The Bobcats offered this conceptual background on the new primary logo.
The primary logo utilizes the purple and teal color palette and features an aggressive-looking hornet that is ready to attack. Its piercing eyes, raised antennae, expanded wings and pointed stinger depict its relentless intensity. Incorporated within the logo is a basketball that doubles as the hornet’s body. The Charlotte Hornets wordmark is written across the insect. The logo contains several odes to that of the original Hornets with its white wings, white accents within its eyes, a stinger and the inclusion of a basketball.
In addition to the primary logo, the Bobcats announced a secondary logo and a logo for Hugo the mascot.
The secondary logo features a side view of the hornet in an attacking position with elongated wings, aggressive eyes and extended stinger. The body once again consists of a basketball, while the curled body shape represents the letter “C” for the city of Charlotte.
The Charlotte Hornets' new alternate logo. (Bobcats)
Here's the mascot logo.
The Hugo logo is a modernized version of the original Hornets logo that is designed to be used for the mascot and its brand. It supplies us with a separate identity for the mascot. The refreshed Hugo logo contains several similarities to the original, with Hugo wearing white gloves and basketball shoes, possessing that trademark smile and having the letter “H” on his chest. Rather than bouncing a basketball, the updated logo continues the theme of the basketball as part of the hornet’s body.
The Hornets' new mascot logo. (Bobcats)
Here's a look at the previous Hornets logos used by the original Charlotte Hornets and, after their relocation, the New Orleans Hornets.
Official logos for the Charlotte Hornets (left) and New Orleans Hornets (right). (SportsLogos.net)
Here's a look at the Bobcats' current logos, which will disappear following this season. Images via SportsLogos.net.
Official logos for the Charlotte Bobcats. (SportsLogos.net)
Charlotte announced in November that the new Hornets would take on the original Hornets' popular teal and purple color scheme.

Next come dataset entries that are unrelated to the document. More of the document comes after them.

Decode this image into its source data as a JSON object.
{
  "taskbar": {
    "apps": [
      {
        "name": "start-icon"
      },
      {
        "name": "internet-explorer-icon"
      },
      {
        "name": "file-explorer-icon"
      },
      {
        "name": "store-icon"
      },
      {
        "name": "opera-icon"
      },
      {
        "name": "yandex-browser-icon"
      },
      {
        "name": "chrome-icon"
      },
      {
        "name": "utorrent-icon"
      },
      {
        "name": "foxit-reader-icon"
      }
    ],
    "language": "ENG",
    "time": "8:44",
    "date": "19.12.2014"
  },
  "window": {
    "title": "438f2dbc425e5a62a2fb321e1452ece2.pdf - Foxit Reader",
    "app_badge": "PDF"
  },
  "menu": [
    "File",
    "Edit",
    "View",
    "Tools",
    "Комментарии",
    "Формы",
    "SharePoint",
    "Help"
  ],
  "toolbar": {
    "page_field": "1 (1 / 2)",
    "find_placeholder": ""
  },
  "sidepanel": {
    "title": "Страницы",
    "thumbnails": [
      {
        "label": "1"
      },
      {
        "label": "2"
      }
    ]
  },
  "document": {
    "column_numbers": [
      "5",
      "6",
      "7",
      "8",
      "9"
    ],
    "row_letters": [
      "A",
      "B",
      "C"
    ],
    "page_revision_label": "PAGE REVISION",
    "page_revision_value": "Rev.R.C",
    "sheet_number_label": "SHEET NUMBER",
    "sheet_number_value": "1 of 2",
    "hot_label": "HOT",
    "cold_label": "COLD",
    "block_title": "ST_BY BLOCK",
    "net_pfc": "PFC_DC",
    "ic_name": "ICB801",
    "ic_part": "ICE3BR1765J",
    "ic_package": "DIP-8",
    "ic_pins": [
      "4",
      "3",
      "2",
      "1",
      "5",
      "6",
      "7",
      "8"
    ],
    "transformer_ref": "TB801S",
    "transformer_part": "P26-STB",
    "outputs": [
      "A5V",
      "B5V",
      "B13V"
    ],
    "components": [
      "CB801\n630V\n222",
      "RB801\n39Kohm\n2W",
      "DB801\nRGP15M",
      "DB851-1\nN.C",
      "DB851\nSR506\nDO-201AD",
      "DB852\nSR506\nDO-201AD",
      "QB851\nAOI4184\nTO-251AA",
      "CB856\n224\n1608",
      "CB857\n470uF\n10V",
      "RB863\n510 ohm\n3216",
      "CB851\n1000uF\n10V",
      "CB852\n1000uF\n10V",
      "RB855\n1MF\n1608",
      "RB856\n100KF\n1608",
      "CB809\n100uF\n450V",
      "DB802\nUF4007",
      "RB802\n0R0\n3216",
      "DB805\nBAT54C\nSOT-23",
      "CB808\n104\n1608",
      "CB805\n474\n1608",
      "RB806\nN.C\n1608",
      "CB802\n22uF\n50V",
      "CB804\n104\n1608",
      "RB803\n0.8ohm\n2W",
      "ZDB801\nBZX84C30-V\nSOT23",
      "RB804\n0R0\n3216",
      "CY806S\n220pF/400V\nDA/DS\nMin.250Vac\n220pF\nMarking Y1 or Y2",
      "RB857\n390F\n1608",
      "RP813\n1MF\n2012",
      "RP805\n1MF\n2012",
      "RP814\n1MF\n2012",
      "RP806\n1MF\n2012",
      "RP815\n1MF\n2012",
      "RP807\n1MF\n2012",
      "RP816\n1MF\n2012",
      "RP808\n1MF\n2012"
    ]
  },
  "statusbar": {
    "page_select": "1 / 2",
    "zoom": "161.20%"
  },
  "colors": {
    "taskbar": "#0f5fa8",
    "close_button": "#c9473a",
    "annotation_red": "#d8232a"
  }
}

The new team colors for the Charlotte Hornets. (Bobcats)
The decision to return to the Hornets' original moniker and color scheme came about following an extensive public opinion survey. A team press release confirmed that the survey results were in line with conventional wisdom: that the Hornets' colors, which were among the most popular and recognizable across the country during the early-1990s, still had staying power. The Charlotte Observer reported recently that the Bobcats have seen a rise in season-ticket sales in anticipation of the return of the Hornets.
The transition from Bobcats to Hornets will also include new uniforms, a new dance team and a new court surface. The new uniforms are expected to be unveiled next summer.
To promote the new color scheme, the Bobcats -- who have already been referring to Charlotte as "Buzz City" -- launched a "Painting the City" marketing campaign, which includes images of a basketball being doused in purple and teal paint.
The Bobcats are launching a marketing campaign around their new colors. (Bobcats)
This week, graphic design website 99designs.com launched a Hornets logo redesign contest, and The Point Forward selected its five favorite designs from the early contenders. All told, more than 1,100 entries were submitted. The site named the design shown below as the winner.
The winning entry in 99designs.com's Charlotte Hornets logo design contest. (Eren G./ 99designs.com)